INSTRUCTIONS TO FOLLOW:
How many lines in the material below include the string "heading"? Only the number should be given.

#####

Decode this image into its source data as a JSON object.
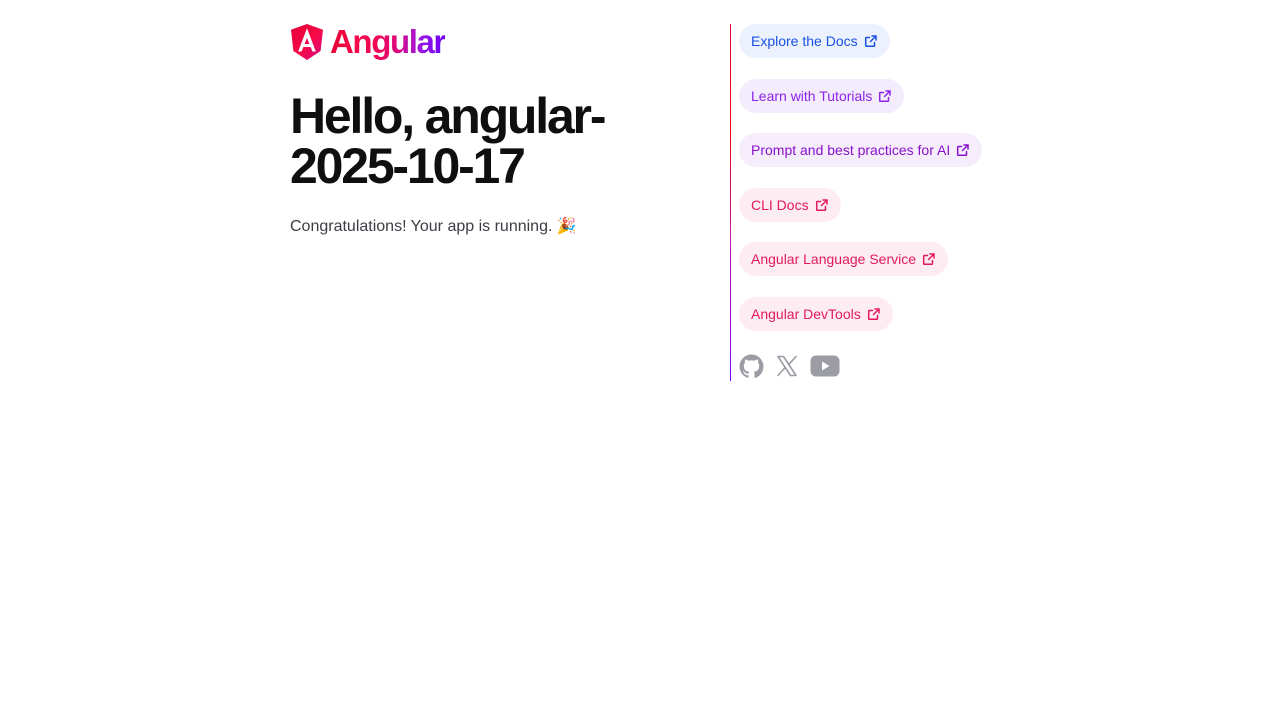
{
  "brand": {
    "name": "Angular"
  },
  "hero": {
    "title": "Hello, angular-2025-10-17",
    "subtitle": "Congratulations! Your app is running. 🎉"
  },
  "links": [
    {
      "label": "Explore the Docs",
      "icon": "external-link-icon",
      "color": "#1a51e0"
    },
    {
      "label": "Learn with Tutorials",
      "icon": "external-link-icon",
      "color": "#8d24e8"
    },
    {
      "label": "Prompt and best practices for AI",
      "icon": "external-link-icon",
      "color": "#8a11c9"
    },
    {
      "label": "CLI Docs",
      "icon": "external-link-icon",
      "color": "#e31960"
    },
    {
      "label": "Angular Language Service",
      "icon": "external-link-icon",
      "color": "#e31960"
    },
    {
      "label": "Angular DevTools",
      "icon": "external-link-icon",
      "color": "#e31960"
    }
  ],
  "social": [
    {
      "name": "github",
      "icon": "github-icon"
    },
    {
      "name": "x",
      "icon": "x-icon"
    },
    {
      "name": "youtube",
      "icon": "youtube-icon"
    }
  ],
  "colors": {
    "social_icon": "#9c9ca4",
    "text_primary": "#0f0f11",
    "text_secondary": "#3d3d44"
  }
}
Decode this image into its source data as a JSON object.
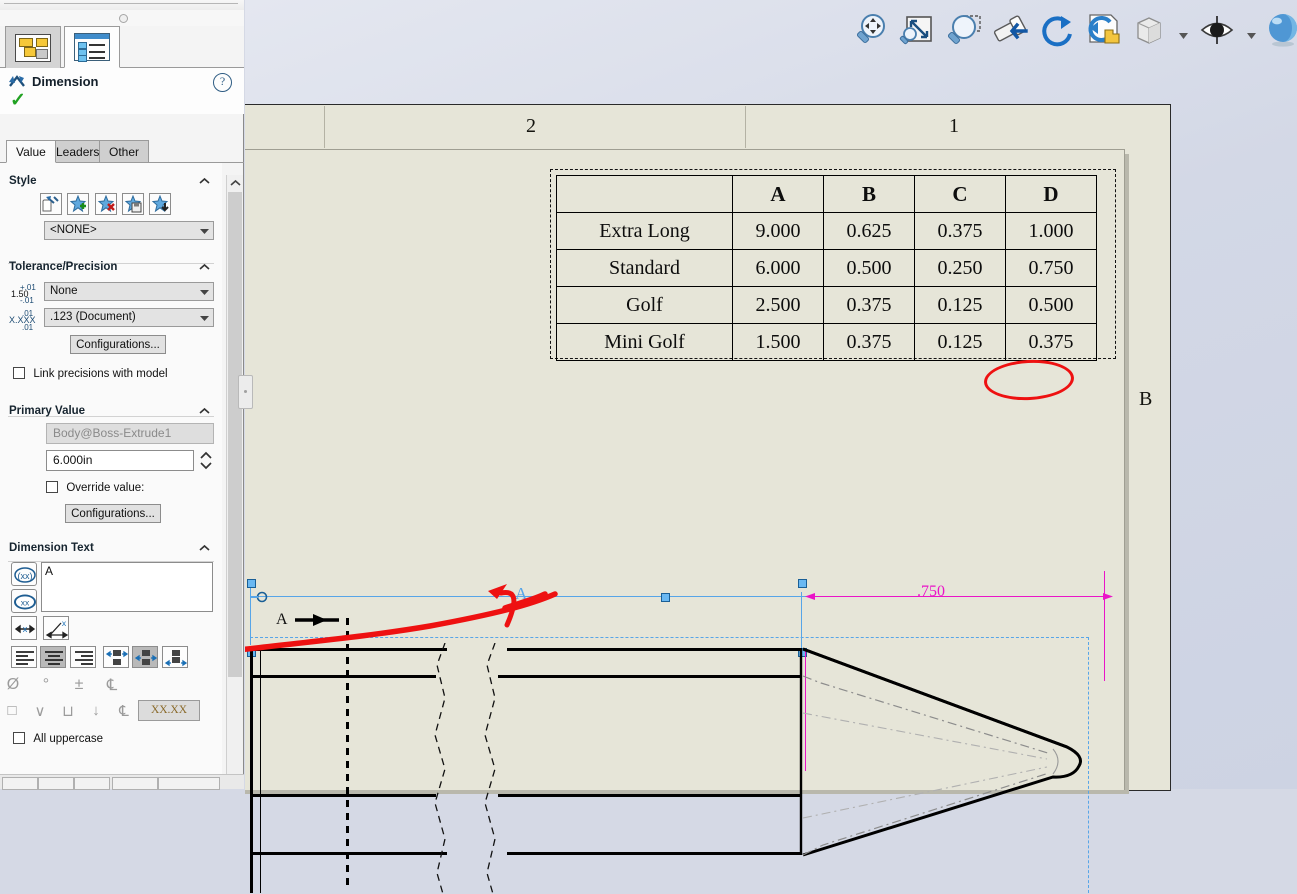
{
  "app": {
    "name": "SOLIDWORKS Drawing"
  },
  "panel": {
    "tabs_top": [
      {
        "name": "feature-manager-tab",
        "icon": "tree-icon"
      },
      {
        "name": "property-manager-tab",
        "icon": "list-icon"
      }
    ],
    "header": {
      "title": "Dimension",
      "help_icon": "question-mark-icon",
      "ok_icon": "green-check-icon"
    },
    "tabs": [
      {
        "label": "Value",
        "selected": true
      },
      {
        "label": "Leaders",
        "selected": false
      },
      {
        "label": "Other",
        "selected": false
      }
    ],
    "style": {
      "heading": "Style",
      "buttons": [
        {
          "name": "apply-default-style-icon"
        },
        {
          "name": "add-style-icon"
        },
        {
          "name": "delete-style-icon"
        },
        {
          "name": "save-style-icon"
        },
        {
          "name": "load-style-icon"
        }
      ],
      "select_value": "<NONE>"
    },
    "tolerance": {
      "heading": "Tolerance/Precision",
      "tolerance_type": "None",
      "tolerance_icon_text": "1.50",
      "tolerance_icon_top": "+.01",
      "tolerance_icon_bot": "-.01",
      "precision_value": ".123 (Document)",
      "precision_icon_text": "X.XXX",
      "precision_icon_top": ".01",
      "precision_icon_bot": ".01",
      "configurations_label": "Configurations...",
      "link_precision_label": "Link precisions with model",
      "link_precision_checked": false
    },
    "primary_value": {
      "heading": "Primary Value",
      "name_field": "Body@Boss-Extrude1",
      "value_field": "6.000in",
      "override_label": "Override value:",
      "override_checked": false,
      "configurations_label": "Configurations..."
    },
    "dimension_text": {
      "heading": "Dimension Text",
      "text_value": "A",
      "symbol_buttons": [
        {
          "name": "add-parenthesis-icon",
          "label": "(XX)"
        },
        {
          "name": "inspection-dim-icon",
          "label": "XX"
        }
      ],
      "offset_buttons": [
        {
          "name": "offset-text-icon",
          "label": "X"
        },
        {
          "name": "dimension-slant-icon",
          "label": "X"
        }
      ],
      "align_buttons": [
        {
          "name": "align-left-icon",
          "active": false
        },
        {
          "name": "align-center-icon",
          "active": true
        },
        {
          "name": "align-right-icon",
          "active": false
        },
        {
          "name": "text-above-icon",
          "active": false
        },
        {
          "name": "text-center-icon",
          "active": true
        },
        {
          "name": "text-below-icon",
          "active": false
        }
      ],
      "symbol_row_1": [
        {
          "name": "diameter-symbol-icon",
          "glyph": "Ø"
        },
        {
          "name": "degree-symbol-icon",
          "glyph": "°"
        },
        {
          "name": "plus-minus-symbol-icon",
          "glyph": "±"
        },
        {
          "name": "centerline-symbol-icon",
          "glyph": "℄"
        }
      ],
      "symbol_row_2": [
        {
          "name": "square-symbol-icon",
          "glyph": "□"
        },
        {
          "name": "countersink-symbol-icon",
          "glyph": "∨"
        },
        {
          "name": "counterbore-symbol-icon",
          "glyph": "⊔"
        },
        {
          "name": "depth-symbol-icon",
          "glyph": "↓"
        },
        {
          "name": "more-symbols-icon",
          "glyph": "℄"
        }
      ],
      "format_sample": "XX.XX",
      "all_uppercase_label": "All uppercase",
      "all_uppercase_checked": false
    }
  },
  "toolbar": {
    "buttons": [
      {
        "name": "zoom-to-area-icon",
        "label": "Zoom to Area"
      },
      {
        "name": "zoom-to-fit-icon",
        "label": "Zoom to Fit"
      },
      {
        "name": "zoom-in-out-icon",
        "label": "Zoom In/Out"
      },
      {
        "name": "previous-view-icon",
        "label": "Previous View"
      },
      {
        "name": "rotate-view-icon",
        "label": "Rotate View"
      },
      {
        "name": "update-view-icon",
        "label": "Update View"
      },
      {
        "name": "view-orientation-icon",
        "label": "View Orientation"
      },
      {
        "name": "display-style-icon",
        "label": "Display Style"
      },
      {
        "name": "hide-show-items-icon",
        "label": "Hide/Show Items"
      },
      {
        "name": "apply-scene-icon",
        "label": "Apply Scene"
      }
    ]
  },
  "sheet": {
    "zone_labels_top": [
      "2",
      "1"
    ],
    "zone_label_right": "B",
    "table": {
      "headers": [
        "",
        "A",
        "B",
        "C",
        "D"
      ],
      "rows": [
        {
          "label": "Extra Long",
          "values": [
            "9.000",
            "0.625",
            "0.375",
            "1.000"
          ]
        },
        {
          "label": "Standard",
          "values": [
            "6.000",
            "0.500",
            "0.250",
            "0.750"
          ]
        },
        {
          "label": "Golf",
          "values": [
            "2.500",
            "0.375",
            "0.125",
            "0.500"
          ]
        },
        {
          "label": "Mini Golf",
          "values": [
            "1.500",
            "0.375",
            "0.125",
            "0.375"
          ]
        }
      ],
      "highlighted_cell": "6.000",
      "highlight_color": "#ee1111"
    },
    "annotations": {
      "dimension_label_A": "A",
      "section_label_A": "A",
      "magenta_dimension": ".750",
      "dimension_color": "#57a5e8",
      "magenta_color": "#ea14c8"
    }
  }
}
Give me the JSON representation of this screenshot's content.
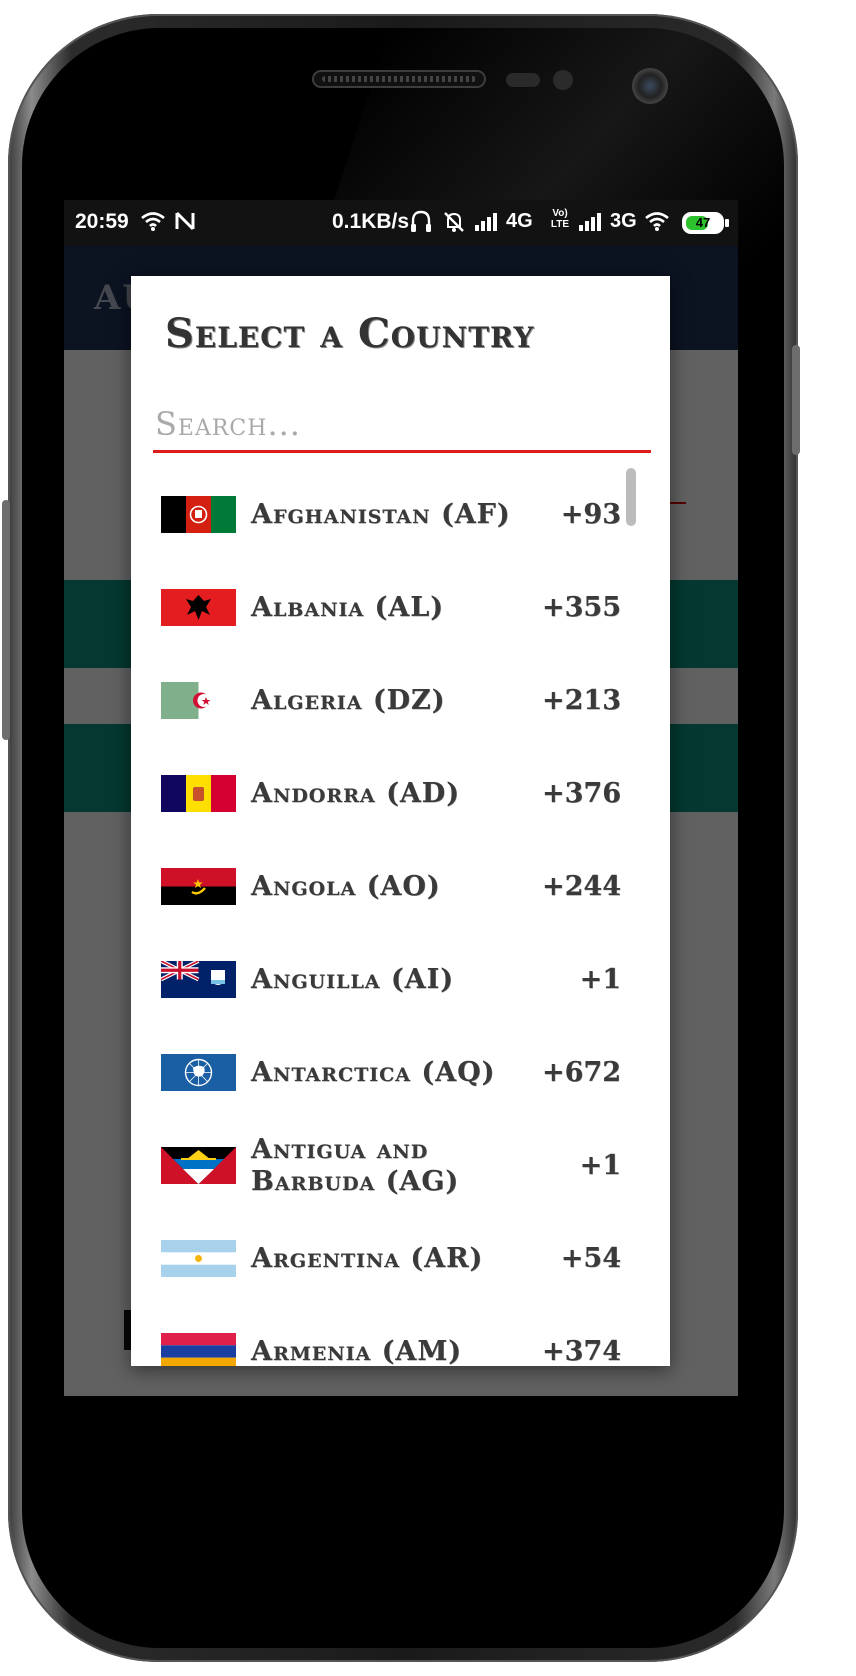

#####

REPLY TO THE EXERCISE:
4